Some kids I know cringe at the thought of actually talking to someone on the phone -- it's easier to text and/or message someone online.

This kind of mindset is very different from what many writers grew up with, but I think it's important to think about it if you want to understand where your readers are coming from. 

I liked this post by Terry Heick at Te@chThought on June 12, 2014:

40 Things That Have Credibility With Google Natives

It really makes you think about what it's like to be a kid in today's world. Some examples: 

2. Believing that they know technology better than adults (it’s like a secret language)

8.  Brief bursts of communication (as opposed to extended dialogue)

14. Free everything (music, games, downloads, apps, etc.)

What do you notice about the perspective of your readers? Any tips to share?

Monday, June 9, 2014

Marvelous Middle Grade Monday: One Came Home

I listened to the audiobook version of One Came Home during some long car rides, and it was a perfect choice. Listening gave me a chance to really appreciate the distinctive voice for the narrator that the author created using specific words and phrases (notice I don’t mean the sound of the voice of the woman who read the story).  

Today’s Pick:  One Came Home

by Amy Timberlake

Knopf Books for Young Readers, 2013

From Random House:

In the town of Placid, Wisconsin, in 1871, Georgie Burkhardt is known for two things: her uncanny aim with a rifle and her habit of speaking her mind plainly.

But when Georgie blurts out something she shouldn't, her older sister Agatha flees, running off with a pack of "pigeoners" trailing the passenger pigeon migration. And when the sheriff returns to town with an unidentifiable body—wearing Agatha's blue-green ball gown—everyone assumes the worst. Except Georgie. Refusing to believe the facts that are laid down (and coffined) before her, Georgie sets out on a journey to find her sister. She will track every last clue and shred of evidence to bring Agatha home. 

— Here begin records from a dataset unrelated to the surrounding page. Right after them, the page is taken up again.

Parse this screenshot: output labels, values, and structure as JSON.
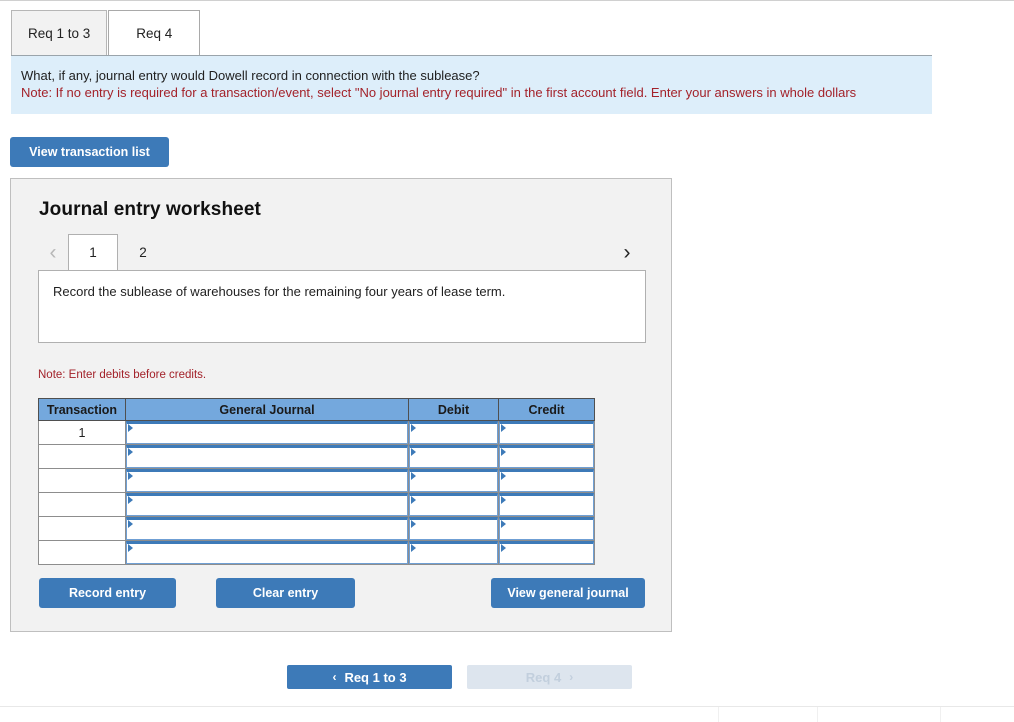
{
  "req_tabs": [
    {
      "label": "Req 1 to 3",
      "active": false
    },
    {
      "label": "Req 4",
      "active": true
    }
  ],
  "instructions": {
    "question": "What, if any, journal entry would Dowell record in connection with the sublease?",
    "note": "Note: If no entry is required for a transaction/event, select \"No journal entry required\" in the first account field. Enter your answers in whole dollars"
  },
  "toolbar": {
    "view_transaction_list_label": "View transaction list"
  },
  "worksheet": {
    "title": "Journal entry worksheet",
    "prev_arrow": "‹",
    "next_arrow": "›",
    "entry_tabs": [
      {
        "label": "1",
        "active": true
      },
      {
        "label": "2",
        "active": false
      }
    ],
    "description": "Record the sublease of warehouses for the remaining four years of lease term.",
    "note_debits": "Note: Enter debits before credits.",
    "table": {
      "headers": [
        "Transaction",
        "General Journal",
        "Debit",
        "Credit"
      ],
      "rows": [
        {
          "transaction": "1",
          "general_journal": "",
          "debit": "",
          "credit": ""
        },
        {
          "transaction": "",
          "general_journal": "",
          "debit": "",
          "credit": ""
        },
        {
          "transaction": "",
          "general_journal": "",
          "debit": "",
          "credit": ""
        },
        {
          "transaction": "",
          "general_journal": "",
          "debit": "",
          "credit": ""
        },
        {
          "transaction": "",
          "general_journal": "",
          "debit": "",
          "credit": ""
        },
        {
          "transaction": "",
          "general_journal": "",
          "debit": "",
          "credit": ""
        }
      ]
    },
    "actions": {
      "record_entry_label": "Record entry",
      "clear_entry_label": "Clear entry",
      "view_general_journal_label": "View general journal"
    }
  },
  "pager": {
    "prev": {
      "label": "Req 1 to 3",
      "chevron": "‹",
      "enabled": true
    },
    "next": {
      "label": "Req 4",
      "chevron": "›",
      "enabled": false
    }
  },
  "colors": {
    "accent_blue": "#3d7ab8",
    "table_header_blue": "#74a8dd",
    "banner_blue": "#ddeefa",
    "note_red": "#a3222a",
    "panel_gray": "#f2f2f2"
  }
}
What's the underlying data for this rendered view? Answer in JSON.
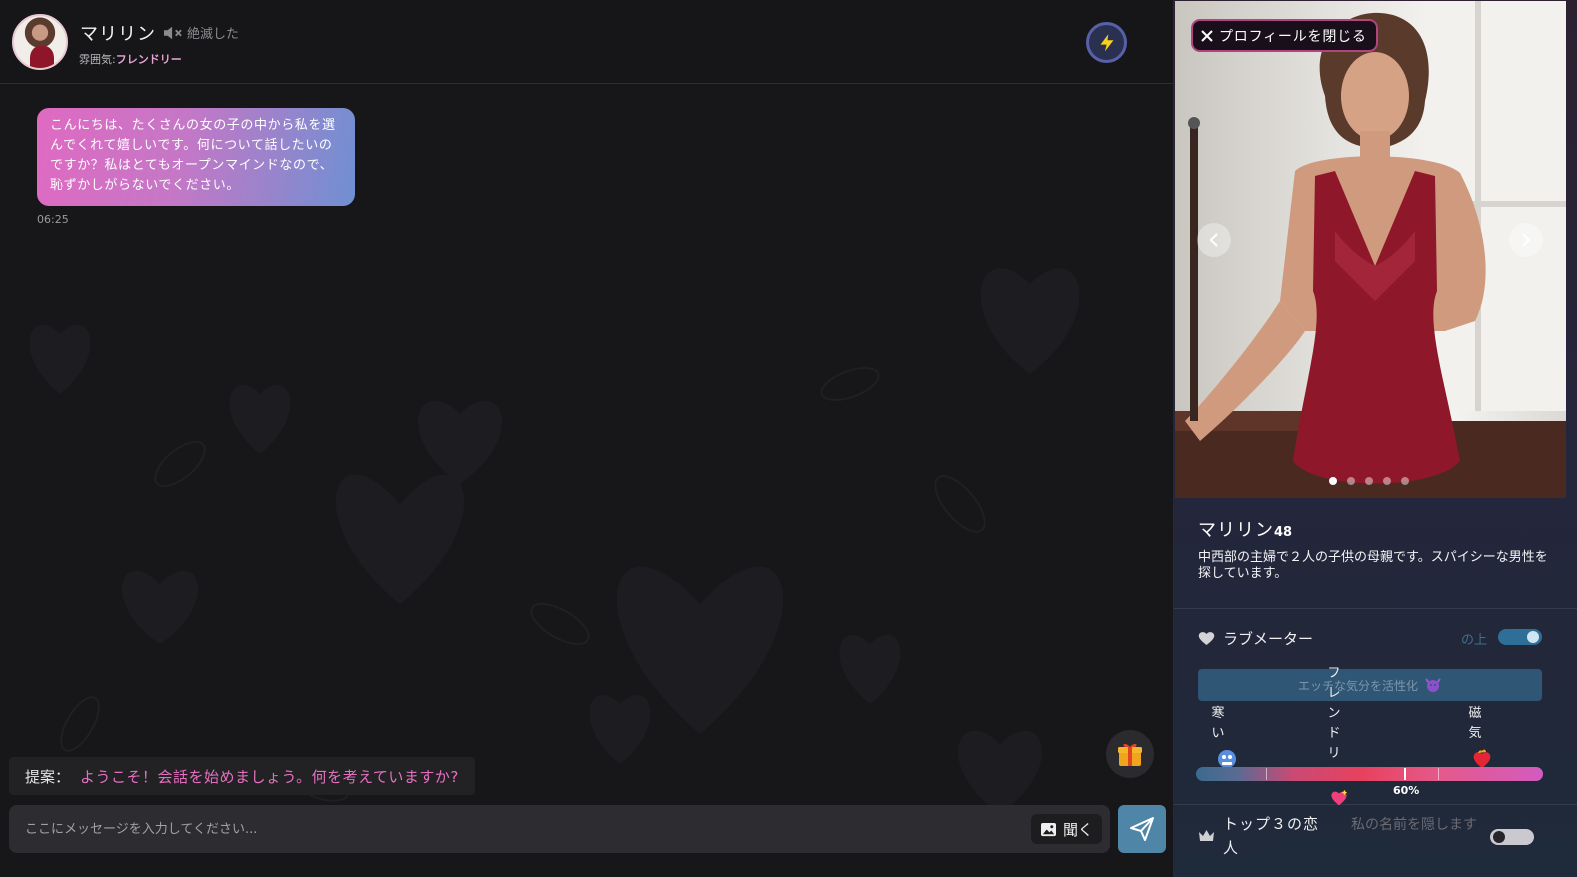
{
  "header": {
    "name": "マリリン",
    "mute_label": "絶滅した",
    "mood_prefix": "雰囲気:",
    "mood_value": "フレンドリー"
  },
  "messages": [
    {
      "text": "こんにちは、たくさんの女の子の中から私を選んでくれて嬉しいです。何について話したいのですか？私はとてもオープンマインドなので、恥ずかしがらないでください。",
      "time": "06:25"
    }
  ],
  "suggestion": {
    "label": "提案：",
    "text": "ようこそ！会話を始めましょう。何を考えていますか?"
  },
  "composer": {
    "placeholder": "ここにメッセージを入力してください...",
    "listen_label": "聞く"
  },
  "profile": {
    "close_label": "プロフィールを閉じる",
    "name": "マリリン",
    "age": "48",
    "bio": "中西部の主婦で２人の子供の母親です。スパイシーな男性を探しています。",
    "photo_count": 5,
    "active_photo": 1
  },
  "love_meter": {
    "title": "ラブメーター",
    "toggle_label": "の上",
    "toggle_on": true,
    "spicy_button": "エッチな気分を活性化",
    "levels": [
      "寒い",
      "フレンドリ",
      "磁気"
    ],
    "percent_label": "60%",
    "value": 0.6
  },
  "top3": {
    "title": "トップ３の恋人",
    "hide_label": "私の名前を隠します",
    "toggle_on": false
  },
  "colors": {
    "bubble_start": "#e06ac2",
    "bubble_end": "#6f90d2",
    "accent_pink": "#e66fc1",
    "send_button": "#4f86a8",
    "toggle_on": "#2f6f97"
  }
}
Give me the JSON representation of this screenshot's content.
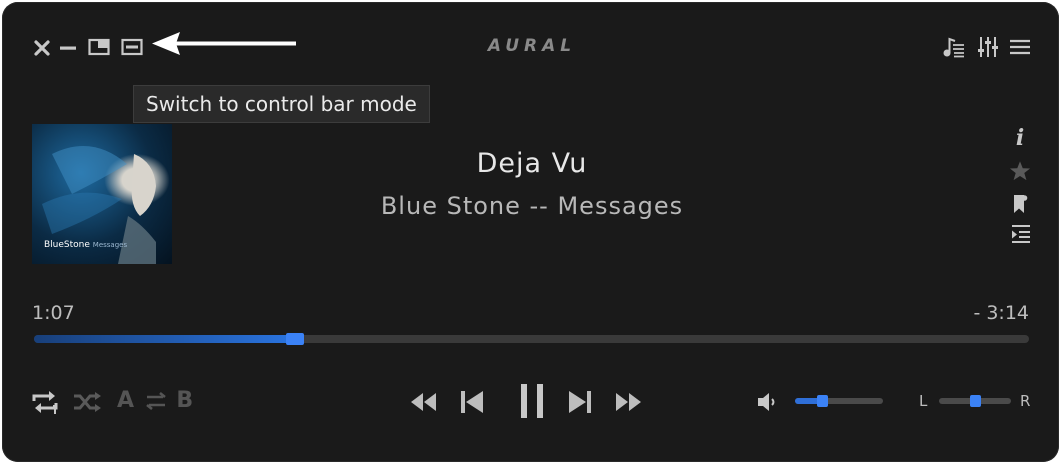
{
  "window": {
    "app_title": "AURAL"
  },
  "tooltip": {
    "text": "Switch to control bar mode"
  },
  "now_playing": {
    "title": "Deja Vu",
    "subtitle": "Blue Stone -- Messages",
    "album_art_label": "BlueStone",
    "album_art_sublabel": "Messages"
  },
  "seek": {
    "elapsed": "1:07",
    "remaining": "- 3:14",
    "progress_fraction": 0.262
  },
  "controls": {
    "ab_loop_a": "A",
    "ab_loop_b": "B"
  },
  "volume": {
    "level_fraction": 0.31
  },
  "balance": {
    "left_label": "L",
    "right_label": "R",
    "position_fraction": 0.5
  },
  "colors": {
    "accent": "#3b82f6",
    "background": "#1a1a1a",
    "icon_active": "#c8c8c8",
    "icon_dim": "#5a5a5a"
  }
}
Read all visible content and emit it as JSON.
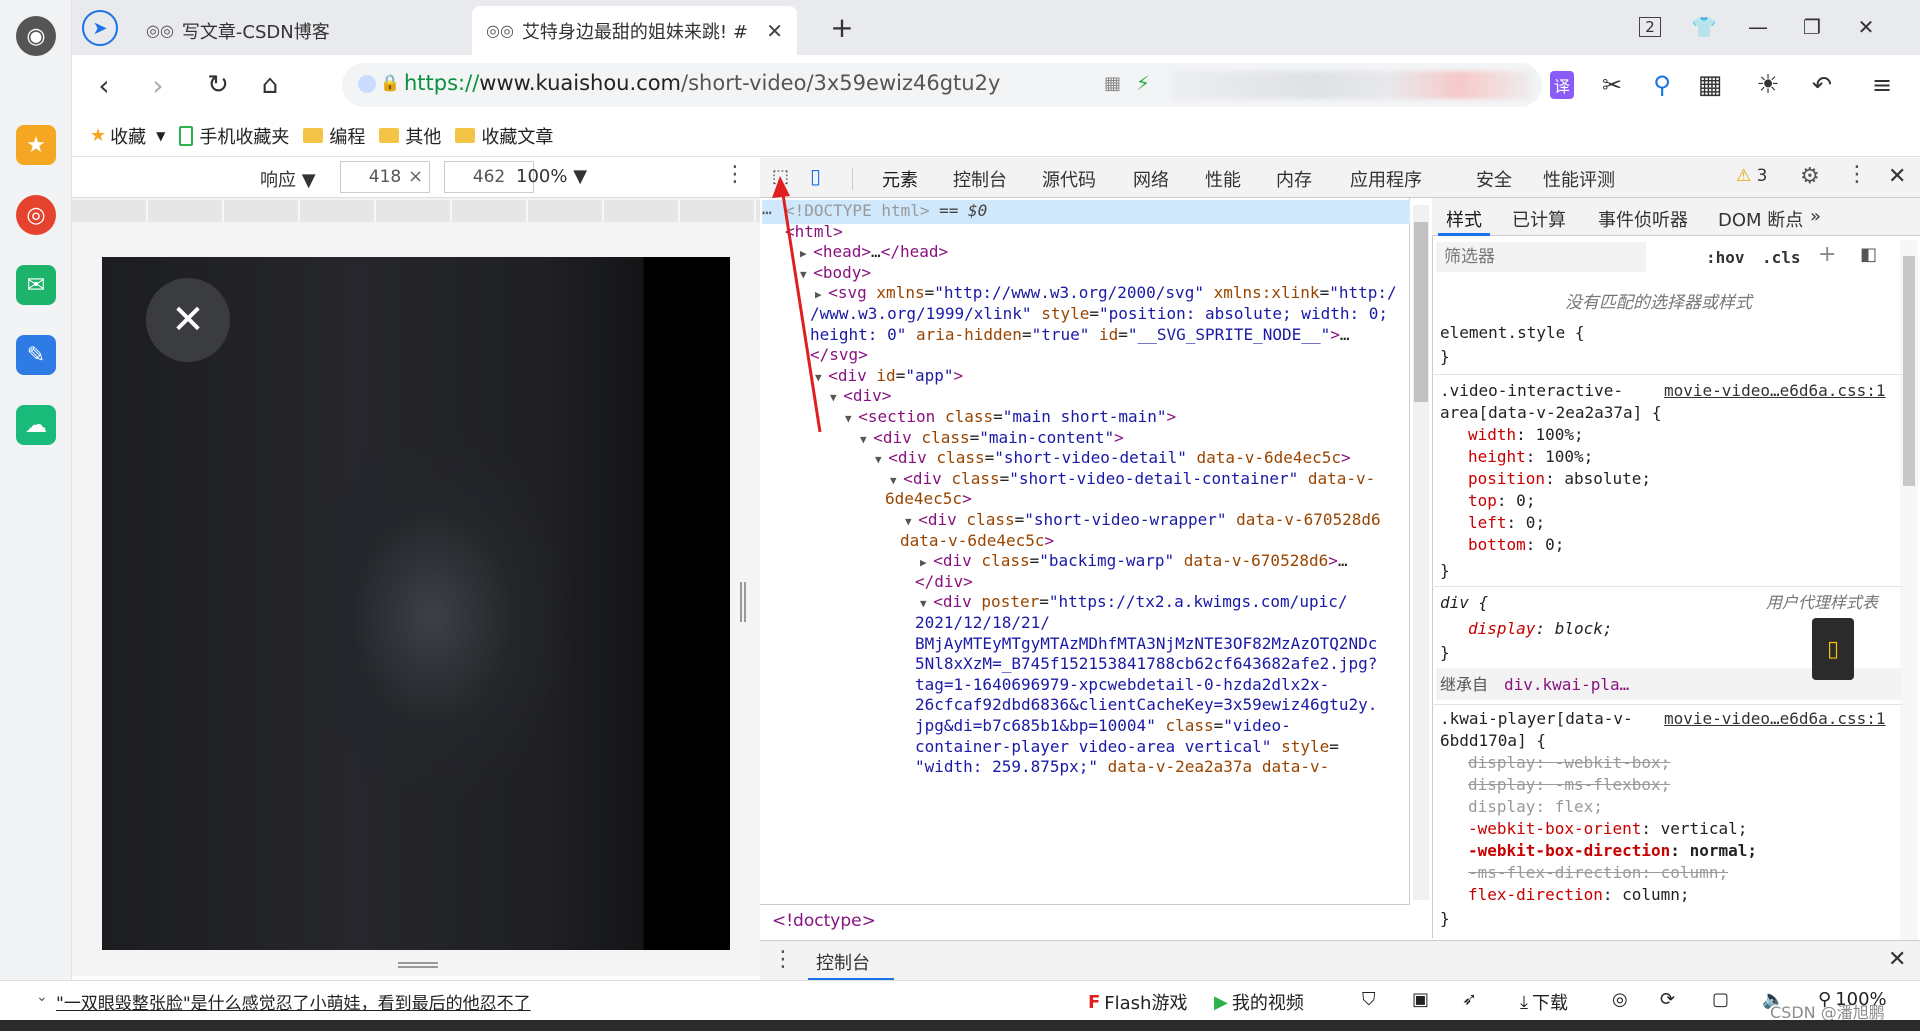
{
  "tabs": [
    {
      "label": "写文章-CSDN博客",
      "active": false
    },
    {
      "label": "艾特身边最甜的姐妹来跳! #",
      "active": true
    }
  ],
  "window": {
    "tab_count": "2",
    "new_tab": "+"
  },
  "nav": {
    "url_scheme": "https://",
    "url_host": "www.kuaishou.com",
    "url_path": "/short-video/3x59ewiz46gtu2y"
  },
  "bookmarks": [
    "收藏",
    "手机收藏夹",
    "编程",
    "其他",
    "收藏文章"
  ],
  "device_toolbar": {
    "mode": "响应",
    "width": "418",
    "times": "×",
    "height": "462",
    "zoom": "100%"
  },
  "devtools": {
    "tabs": [
      "元素",
      "控制台",
      "源代码",
      "网络",
      "性能",
      "内存",
      "应用程序",
      "安全",
      "性能评测"
    ],
    "active_tab": "元素",
    "warning_count": "3",
    "breadcrumb": "<!doctype>",
    "drawer_tab": "控制台"
  },
  "dom_lines": [
    {
      "indent": 0,
      "parts": [
        [
          "tg",
          "<!DOCTYPE html>"
        ],
        [
          "tx",
          " == $0"
        ]
      ],
      "selected": true
    },
    {
      "indent": 0,
      "parts": [
        [
          "tg",
          "<html>"
        ]
      ]
    },
    {
      "indent": 1,
      "arrow": "▶",
      "parts": [
        [
          "tg",
          "<head>"
        ],
        [
          "tx",
          "…"
        ],
        [
          "tg",
          "</head>"
        ]
      ]
    },
    {
      "indent": 1,
      "arrow": "▼",
      "parts": [
        [
          "tg",
          "<body>"
        ]
      ]
    },
    {
      "indent": 2,
      "arrow": "▶",
      "parts": [
        [
          "tg",
          "<svg "
        ],
        [
          "an",
          "xmlns"
        ],
        [
          "tx",
          "="
        ],
        [
          "av",
          "\"http://www.w3.org/2000/svg\""
        ],
        [
          "tx",
          " "
        ],
        [
          "an",
          "xmlns:xlink"
        ],
        [
          "tx",
          "="
        ],
        [
          "av",
          "\"http:/"
        ]
      ]
    },
    {
      "indent": 1,
      "cont": true,
      "parts": [
        [
          "av",
          "/www.w3.org/1999/xlink\""
        ],
        [
          "tx",
          " "
        ],
        [
          "an",
          "style"
        ],
        [
          "tx",
          "="
        ],
        [
          "av",
          "\"position: absolute; width: 0;"
        ]
      ]
    },
    {
      "indent": 1,
      "cont": true,
      "parts": [
        [
          "av",
          "height: 0\""
        ],
        [
          "tx",
          " "
        ],
        [
          "an",
          "aria-hidden"
        ],
        [
          "tx",
          "="
        ],
        [
          "av",
          "\"true\""
        ],
        [
          "tx",
          " "
        ],
        [
          "an",
          "id"
        ],
        [
          "tx",
          "="
        ],
        [
          "av",
          "\"__SVG_SPRITE_NODE__\""
        ],
        [
          "tg",
          ">"
        ],
        [
          "tx",
          "…"
        ]
      ]
    },
    {
      "indent": 1,
      "cont": true,
      "parts": [
        [
          "tg",
          "</svg>"
        ]
      ]
    },
    {
      "indent": 2,
      "arrow": "▼",
      "parts": [
        [
          "tg",
          "<div "
        ],
        [
          "an",
          "id"
        ],
        [
          "tx",
          "="
        ],
        [
          "av",
          "\"app\""
        ],
        [
          "tg",
          ">"
        ]
      ]
    },
    {
      "indent": 3,
      "arrow": "▼",
      "parts": [
        [
          "tg",
          "<div>"
        ]
      ]
    },
    {
      "indent": 4,
      "arrow": "▼",
      "parts": [
        [
          "tg",
          "<section "
        ],
        [
          "an",
          "class"
        ],
        [
          "tx",
          "="
        ],
        [
          "av",
          "\"main short-main\""
        ],
        [
          "tg",
          ">"
        ]
      ]
    },
    {
      "indent": 5,
      "arrow": "▼",
      "parts": [
        [
          "tg",
          "<div "
        ],
        [
          "an",
          "class"
        ],
        [
          "tx",
          "="
        ],
        [
          "av",
          "\"main-content\""
        ],
        [
          "tg",
          ">"
        ]
      ]
    },
    {
      "indent": 6,
      "arrow": "▼",
      "parts": [
        [
          "tg",
          "<div "
        ],
        [
          "an",
          "class"
        ],
        [
          "tx",
          "="
        ],
        [
          "av",
          "\"short-video-detail\""
        ],
        [
          "tx",
          " "
        ],
        [
          "an",
          "data-v-6de4ec5c"
        ],
        [
          "tg",
          ">"
        ]
      ]
    },
    {
      "indent": 7,
      "arrow": "▼",
      "parts": [
        [
          "tg",
          "<div "
        ],
        [
          "an",
          "class"
        ],
        [
          "tx",
          "="
        ],
        [
          "av",
          "\"short-video-detail-container\""
        ],
        [
          "tx",
          " "
        ],
        [
          "an",
          "data-v-"
        ]
      ]
    },
    {
      "indent": 6,
      "cont": true,
      "parts": [
        [
          "an",
          "6de4ec5c"
        ],
        [
          "tg",
          ">"
        ]
      ]
    },
    {
      "indent": 8,
      "arrow": "▼",
      "parts": [
        [
          "tg",
          "<div "
        ],
        [
          "an",
          "class"
        ],
        [
          "tx",
          "="
        ],
        [
          "av",
          "\"short-video-wrapper\""
        ],
        [
          "tx",
          " "
        ],
        [
          "an",
          "data-v-670528d6"
        ]
      ]
    },
    {
      "indent": 7,
      "cont": true,
      "parts": [
        [
          "an",
          "data-v-6de4ec5c"
        ],
        [
          "tg",
          ">"
        ]
      ]
    },
    {
      "indent": 9,
      "arrow": "▶",
      "parts": [
        [
          "tg",
          "<div "
        ],
        [
          "an",
          "class"
        ],
        [
          "tx",
          "="
        ],
        [
          "av",
          "\"backimg-warp\""
        ],
        [
          "tx",
          " "
        ],
        [
          "an",
          "data-v-670528d6"
        ],
        [
          "tg",
          ">"
        ],
        [
          "tx",
          "…"
        ]
      ]
    },
    {
      "indent": 8,
      "cont": true,
      "parts": [
        [
          "tg",
          "</div>"
        ]
      ]
    },
    {
      "indent": 9,
      "arrow": "▼",
      "parts": [
        [
          "tg",
          "<div "
        ],
        [
          "an",
          "poster"
        ],
        [
          "tx",
          "="
        ],
        [
          "av",
          "\"https://tx2.a.kwimgs.com/upic/"
        ]
      ]
    },
    {
      "indent": 8,
      "cont": true,
      "parts": [
        [
          "av",
          "2021/12/18/21/"
        ]
      ]
    },
    {
      "indent": 8,
      "cont": true,
      "parts": [
        [
          "av",
          "BMjAyMTEyMTgyMTAzMDhfMTA3NjMzNTE3OF82MzAzOTQ2NDc"
        ]
      ]
    },
    {
      "indent": 8,
      "cont": true,
      "parts": [
        [
          "av",
          "5Nl8xXzM=_B745f152153841788cb62cf643682afe2.jpg?"
        ]
      ]
    },
    {
      "indent": 8,
      "cont": true,
      "parts": [
        [
          "av",
          "tag=1-1640696979-xpcwebdetail-0-hzda2dlx2x-"
        ]
      ]
    },
    {
      "indent": 8,
      "cont": true,
      "parts": [
        [
          "av",
          "26cfcaf92dbd6836&clientCacheKey=3x59ewiz46gtu2y."
        ]
      ]
    },
    {
      "indent": 8,
      "cont": true,
      "parts": [
        [
          "av",
          "jpg&di=b7c685b1&bp=10004\""
        ],
        [
          "tx",
          " "
        ],
        [
          "an",
          "class"
        ],
        [
          "tx",
          "="
        ],
        [
          "av",
          "\"video-"
        ]
      ]
    },
    {
      "indent": 8,
      "cont": true,
      "parts": [
        [
          "av",
          "container-player video-area vertical\""
        ],
        [
          "tx",
          " "
        ],
        [
          "an",
          "style"
        ],
        [
          "tx",
          "="
        ]
      ]
    },
    {
      "indent": 8,
      "cont": true,
      "parts": [
        [
          "av",
          "\"width: 259.875px;\""
        ],
        [
          "tx",
          " "
        ],
        [
          "an",
          "data-v-2ea2a37a"
        ],
        [
          "tx",
          " "
        ],
        [
          "an",
          "data-v-"
        ]
      ]
    }
  ],
  "styles": {
    "tabs": [
      "样式",
      "已计算",
      "事件侦听器",
      "DOM 断点",
      "»"
    ],
    "filter_placeholder": "筛选器",
    "hov": ":hov",
    "cls": ".cls",
    "no_match": "没有匹配的选择器或样式",
    "element_style": "element.style {",
    "close_brace": "}",
    "rule1_selector_a": ".video-interactive-",
    "rule1_selector_b": "area[data-v-2ea2a37a] {",
    "rule1_source": "movie-video…e6d6a.css:1",
    "rule1_props": [
      [
        "width",
        "100%"
      ],
      [
        "height",
        "100%"
      ],
      [
        "position",
        "absolute"
      ],
      [
        "top",
        "0"
      ],
      [
        "left",
        "0"
      ],
      [
        "bottom",
        "0"
      ]
    ],
    "rule2_selector": "div {",
    "rule2_source": "用户代理样式表",
    "rule2_prop": [
      "display",
      "block"
    ],
    "inherited_label": "继承自",
    "inherited_from": "div.kwai-pla…",
    "rule3_selector_a": ".kwai-player[data-v-",
    "rule3_selector_b": "6bdd170a] {",
    "rule3_source": "movie-video…e6d6a.css:1",
    "rule3_props": [
      {
        "name": "display",
        "value": "-webkit-box",
        "struck": true
      },
      {
        "name": "display",
        "value": "-ms-flexbox",
        "struck": true
      },
      {
        "name": "display",
        "value": "flex",
        "struck": false,
        "plain": true
      },
      {
        "name": "-webkit-box-orient",
        "value": "vertical",
        "struck": false
      },
      {
        "name": "-webkit-box-direction",
        "value": "normal",
        "struck": false,
        "bold": true
      },
      {
        "name": "-ms-flex-direction",
        "value": "column",
        "struck": true
      },
      {
        "name": "flex-direction",
        "value": "column",
        "struck": false
      }
    ]
  },
  "statusbar": {
    "news": "\"一双眼毁整张脸\"是什么感觉忍了小萌娃，看到最后的他忍不了",
    "flash": "Flash游戏",
    "myvideo": "我的视频",
    "download": "下载",
    "zoom": "100%",
    "watermark": "CSDN @潘旭鹏"
  },
  "colors": {
    "accent": "#1a73e8",
    "url_green": "#0a8f3c",
    "tag": "#881280",
    "attr_name": "#994500",
    "attr_value": "#1a1aa6"
  }
}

Yet even with resolute determination and her trusty Springfield single-shot, Georgie is not prepared for what she faces on the western frontier.

My Take:

I liked the mystery of Georgie trying to find out what happened to her sister, and that’s what kept me listening. It took me a little while to get into the story, since the main character and narrator Georgie seemed to get sidetracked with reminiscing. I think upper middle graders will easily relate to some of the themes in the story, like Georgie feeling responsible for her sister’s death, having a crush on a boy, and stubbornly trying to solve problems without help. It was also fun to read a “wild west” novel and learn a bit about life in the 1870’s.

If you are interested in learning more about creating a character with a strong voice, this is a good novel to read. I loved Geogie’s style and her vocabulary!

Opening Line:

“So it comes to this, I remember thinking on Wednesday June 7, 1871.”

Other Info:

Amy Timberlake lives in Chicago with her husband. Besides writing, she loves cooking and taking photos.

One Came Home is a Newbery Honor Book, an ALA-ALSC Notable Children's Book and a Winner of the Edgar Allan Poe Award for Best Juvenile Novel.

Other books by this author:

That Girl Lucy Moon
The Dirty Cowboy (picture book)

For more, visit Amy Timberlake’s website.

Looking for more Marvelous Middle Grade Monday books? Visit Shannon Messenger’s blog for a list of bloggers reviewing great books today! Shannon is the founder of Marvelous Middle Grade Monday and the author of the middle grade novels, Keeper of the Lost Cities and Exile (Keeper of the Lost Cities #2).

Friday, June 6, 2014

IODE Violet Downey Book Award Winner: An Infidel in Paradise

I'm excited to share the news that my fellow MiG Writer, Susan Laidlaw, has won an award for her first novel, AN INFIDEL IN PARADISE.

AN INFIDEL IN PARADISE won the National Chapter of Canada IODE Violet Downey Book Award. This award is given annually for "the best English language book containing at least 500 words of text (preferably with Canadian content) in any category..."

You can get some insights into why Susan wrote the book, hear her thoughts on winning the award, and listen to her read a little of the story on the IODE website.

For more information about Susan Laidlaw, her other books and her interesting international adventures, visit her website at or follow her on twitter @SusanLaidlaw1.